Requirement ▸ Retype every entry word for word. Omit the pictures.

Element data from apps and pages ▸
○ ○ ○ ○ ○ ○ ○

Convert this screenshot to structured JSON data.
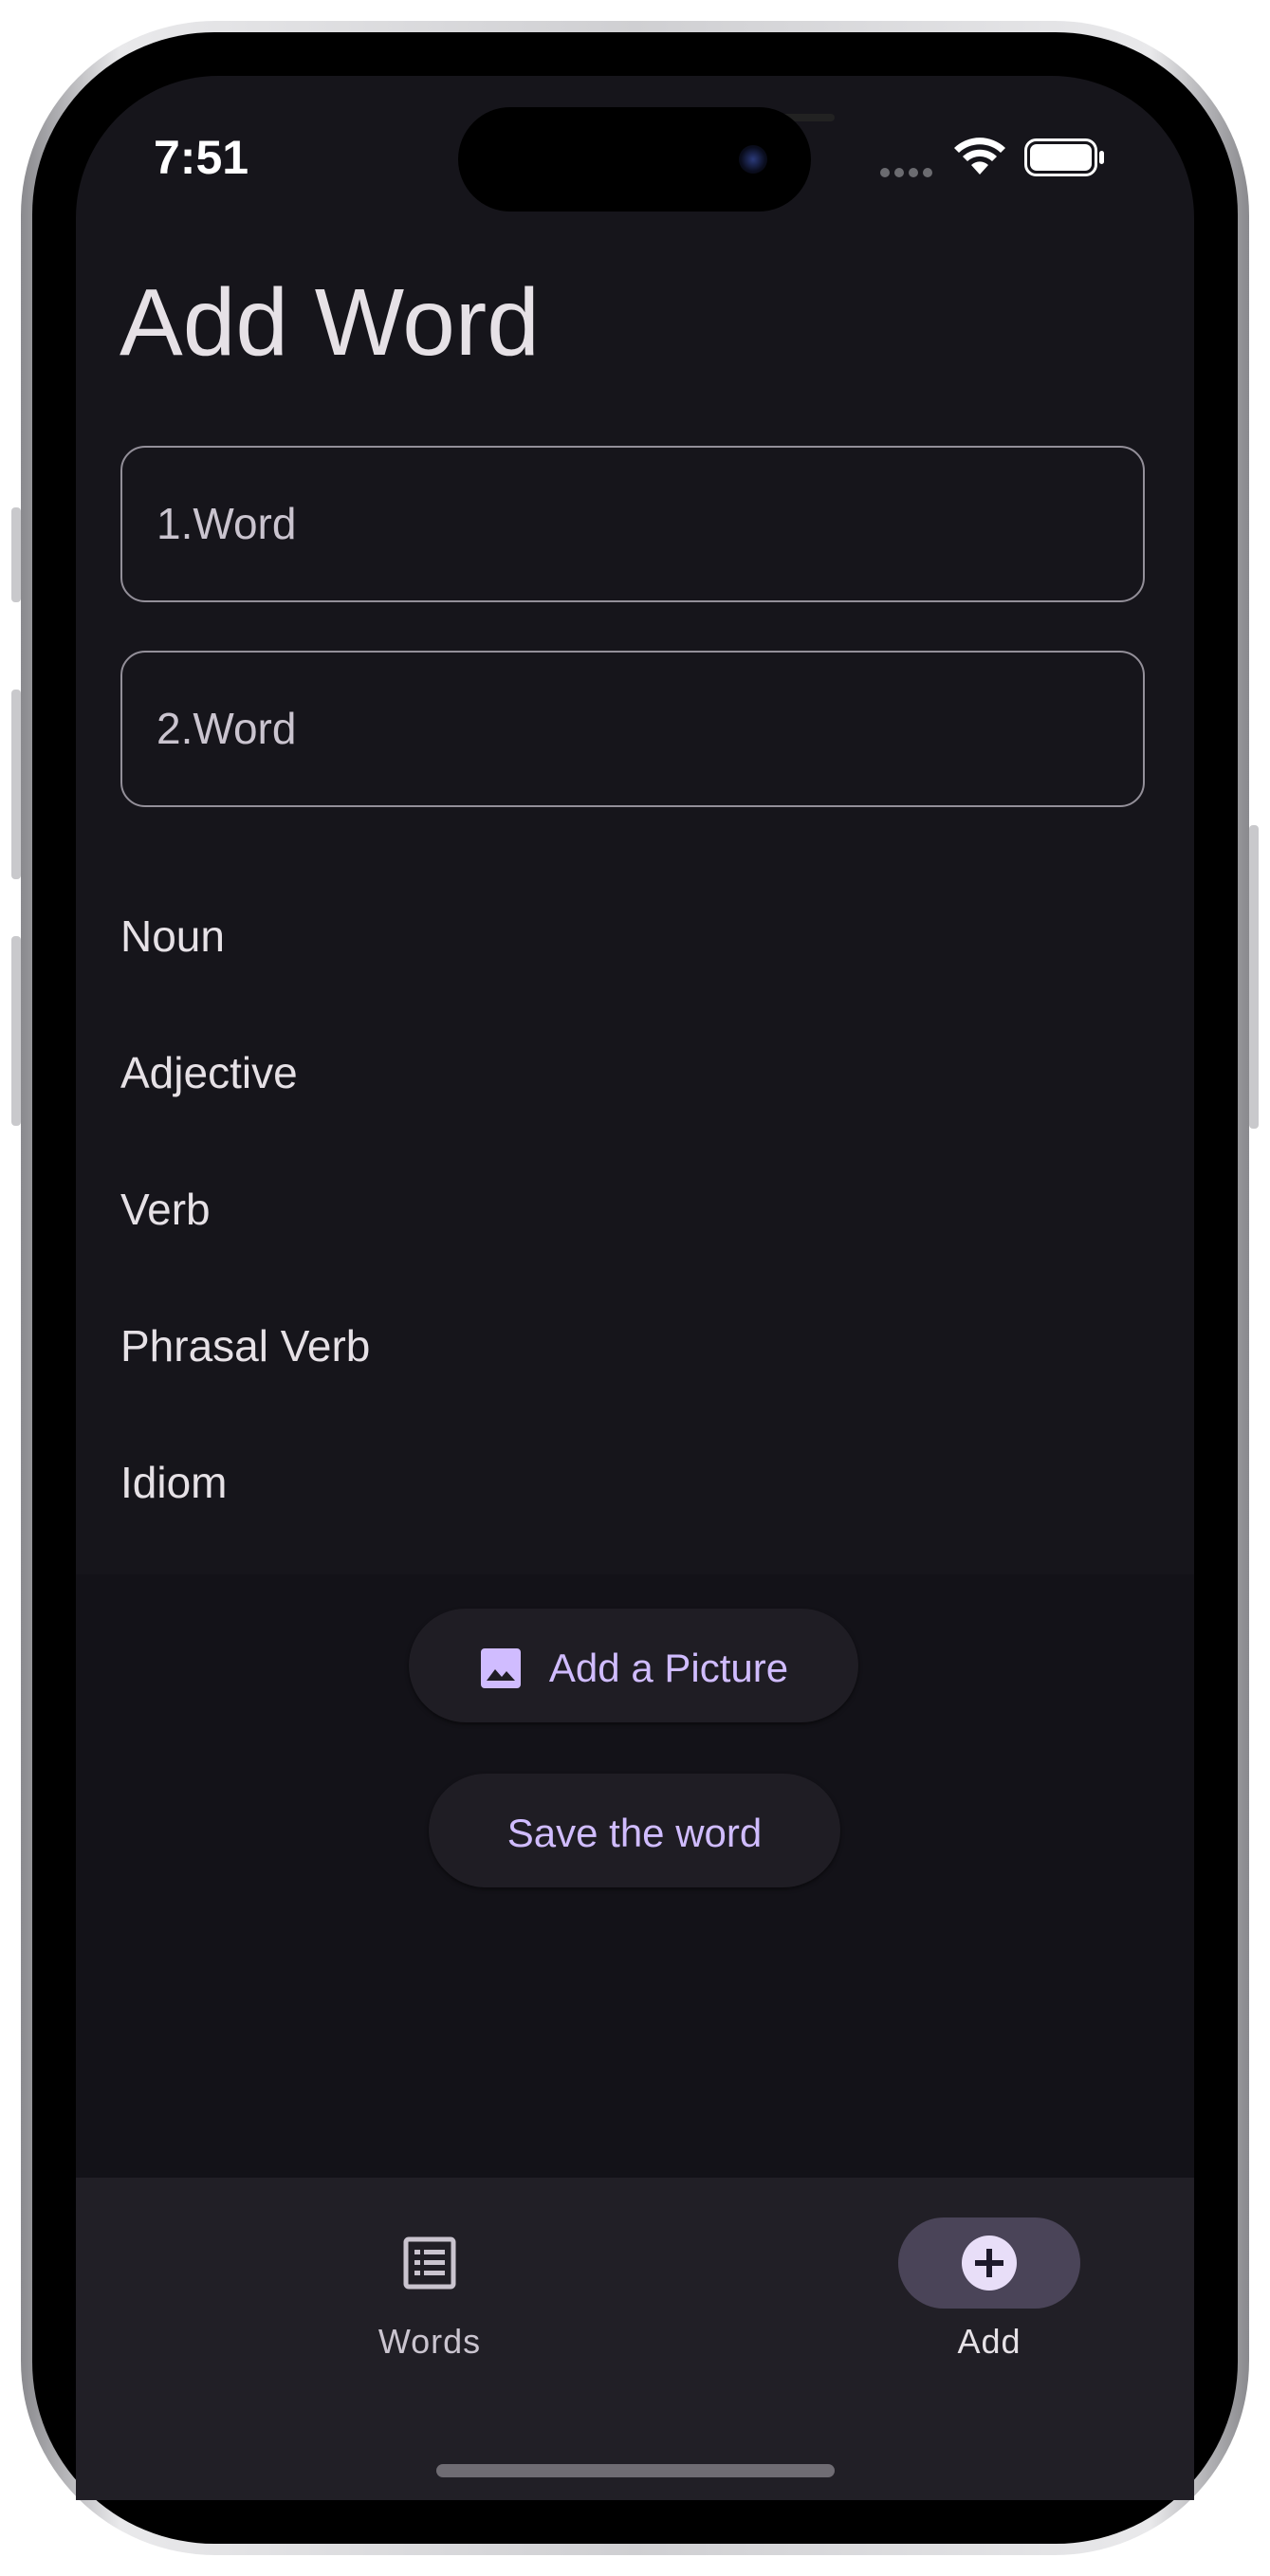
{
  "status_bar": {
    "time": "7:51"
  },
  "page": {
    "title": "Add Word"
  },
  "fields": [
    {
      "placeholder": "1.Word"
    },
    {
      "placeholder": "2.Word"
    }
  ],
  "word_types": [
    "Noun",
    "Adjective",
    "Verb",
    "Phrasal Verb",
    "Idiom"
  ],
  "actions": {
    "add_picture_label": "Add a Picture",
    "save_label": "Save the word"
  },
  "nav": {
    "items": [
      {
        "label": "Words",
        "icon": "list-icon",
        "selected": false
      },
      {
        "label": "Add",
        "icon": "add-circle-icon",
        "selected": true
      }
    ]
  },
  "colors": {
    "background": "#16151b",
    "accent": "#d0bcff",
    "nav_background": "#211f26",
    "nav_indicator": "#4a4458",
    "text_primary": "#e6e1e6"
  }
}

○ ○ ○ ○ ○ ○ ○

Written answer ▸
Convert this screenshot to structured JSON data.
{
  "status_bar": {
    "time": "7:51"
  },
  "page": {
    "title": "Add Word"
  },
  "fields": [
    {
      "placeholder": "1.Word"
    },
    {
      "placeholder": "2.Word"
    }
  ],
  "word_types": [
    "Noun",
    "Adjective",
    "Verb",
    "Phrasal Verb",
    "Idiom"
  ],
  "actions": {
    "add_picture_label": "Add a Picture",
    "save_label": "Save the word"
  },
  "nav": {
    "items": [
      {
        "label": "Words",
        "icon": "list-icon",
        "selected": false
      },
      {
        "label": "Add",
        "icon": "add-circle-icon",
        "selected": true
      }
    ]
  },
  "colors": {
    "background": "#16151b",
    "accent": "#d0bcff",
    "nav_background": "#211f26",
    "nav_indicator": "#4a4458",
    "text_primary": "#e6e1e6"
  }
}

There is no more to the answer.